By Ben Pollard
Paul Dimattina played 131 games with Footscray (later the Western Bulldogs) as a midfielder between 1995 and 2003. He now coaches at the St Kilda City JFC and has shared some of his tips for younger juniors aspiring to become AFL footballers.
The most valuable advice he received as a junior:
Just to enjoy the game and practise as much as you can.
I was pretty lucky – from a young age, I was dedicated and disciplined, and enjoyed the game. In my head, I thought I was always going to be an AFL footballer and I did everything I could to make sure I achieved that goal.
The most common messages he has for his players:
The biggest key factor is that they enjoy what they’re doing.
I try as much as I can to keep things upbeat and positive, and just ensure that they want to be playing football and training, and it’s not a chore or a drag for them. I make sure that’s my duty.
(Also,) playing as a team – making sure they share the ball around and they don’t just kick it to their mates.
What he looks for in potential future AFL players:
There are some juniors that are naturally more talented, but you can really tell the ones who are striving to improve their game all the time. They’re the ones who are having an extra kick after training, having an extra kick before training, practising their goalkicking from all angles and always have a ball in their hands.
What he thinks younger juniors aspiring to become AFL players should be working on:
I’m always at them to make sure they practise (skills) on both sides of their body.
There are probably times when I’m harping on about their vision and awareness of where people are on the ground too.
I encourage them to watch as much AFL football as they can, just to see what the guys at the elite level are doing. They’re (the kids’) role models and they’ve got to see what (AFL players) are doing to know what to do to get to the highest level.
What he thinks younger juniors aspiring to become AFL players should be doing at training:
At this stage, all the fitness work I do with them is involved in drills.

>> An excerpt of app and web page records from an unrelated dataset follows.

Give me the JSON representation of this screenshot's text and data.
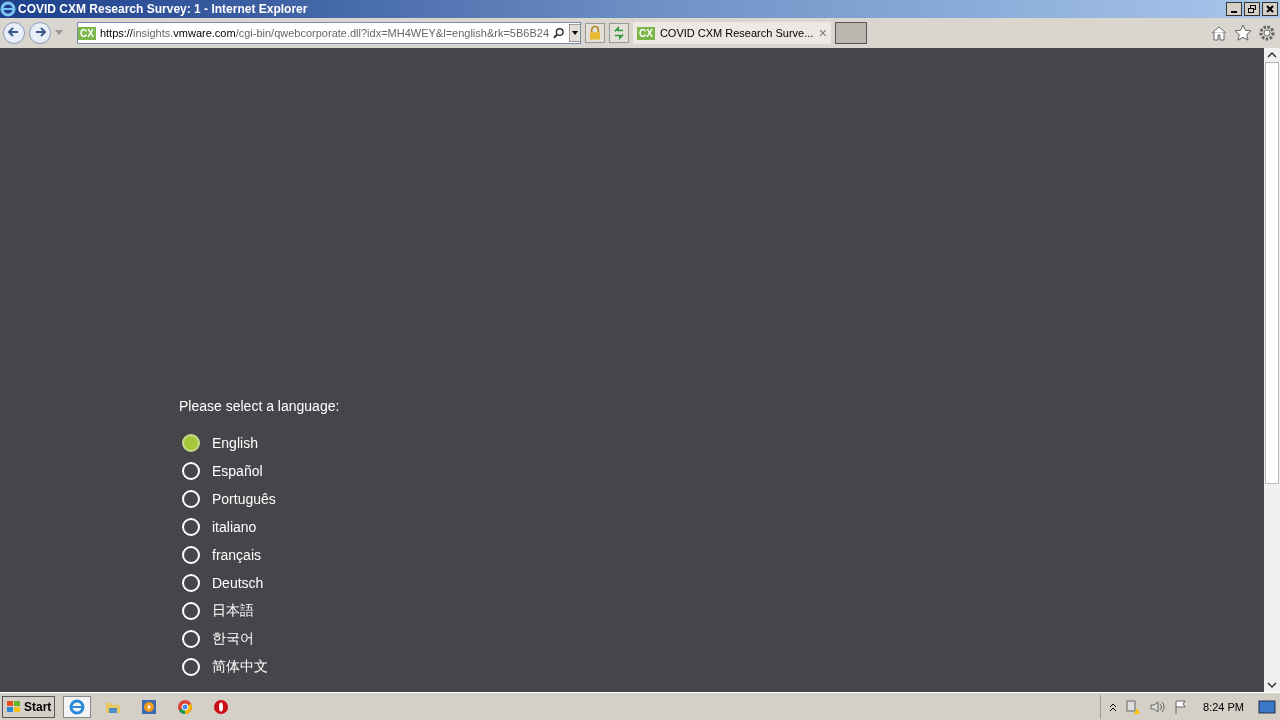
{
  "window": {
    "title": "COVID CXM Research Survey: 1 - Internet Explorer"
  },
  "address_bar": {
    "scheme": "https://",
    "host_prefix": "insights.",
    "host_main": "vmware.com",
    "path": "/cgi-bin/qwebcorporate.dll?idx=MH4WEY&l=english&rk=5B6B24",
    "site_icon": "CX"
  },
  "tabs": [
    {
      "icon": "CX",
      "label": "COVID CXM Research Surve...",
      "selected": true,
      "close": "×"
    }
  ],
  "survey": {
    "question": "Please select a language:",
    "options": [
      {
        "label": "English",
        "selected": true
      },
      {
        "label": "Español",
        "selected": false
      },
      {
        "label": "Português",
        "selected": false
      },
      {
        "label": "italiano",
        "selected": false
      },
      {
        "label": "français",
        "selected": false
      },
      {
        "label": "Deutsch",
        "selected": false
      },
      {
        "label": "日本語",
        "selected": false
      },
      {
        "label": "한국어",
        "selected": false
      },
      {
        "label": "简体中文",
        "selected": false
      }
    ]
  },
  "taskbar": {
    "start": "Start",
    "apps": [
      {
        "kind": "ie",
        "selected": true
      },
      {
        "kind": "folder",
        "selected": false
      },
      {
        "kind": "media",
        "selected": false
      },
      {
        "kind": "chrome",
        "selected": false
      },
      {
        "kind": "opera",
        "selected": false
      }
    ],
    "clock": "8:24 PM"
  }
}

With a few of the drills, I make sure there’s a running component in there, but a lot of it is always (about their) awareness – drills that have a little bit of pressure involved so you’re not just running along at half pace and kicking a ball to your mate. We try to do things at a reasonable speed and with a little bit of pressure on.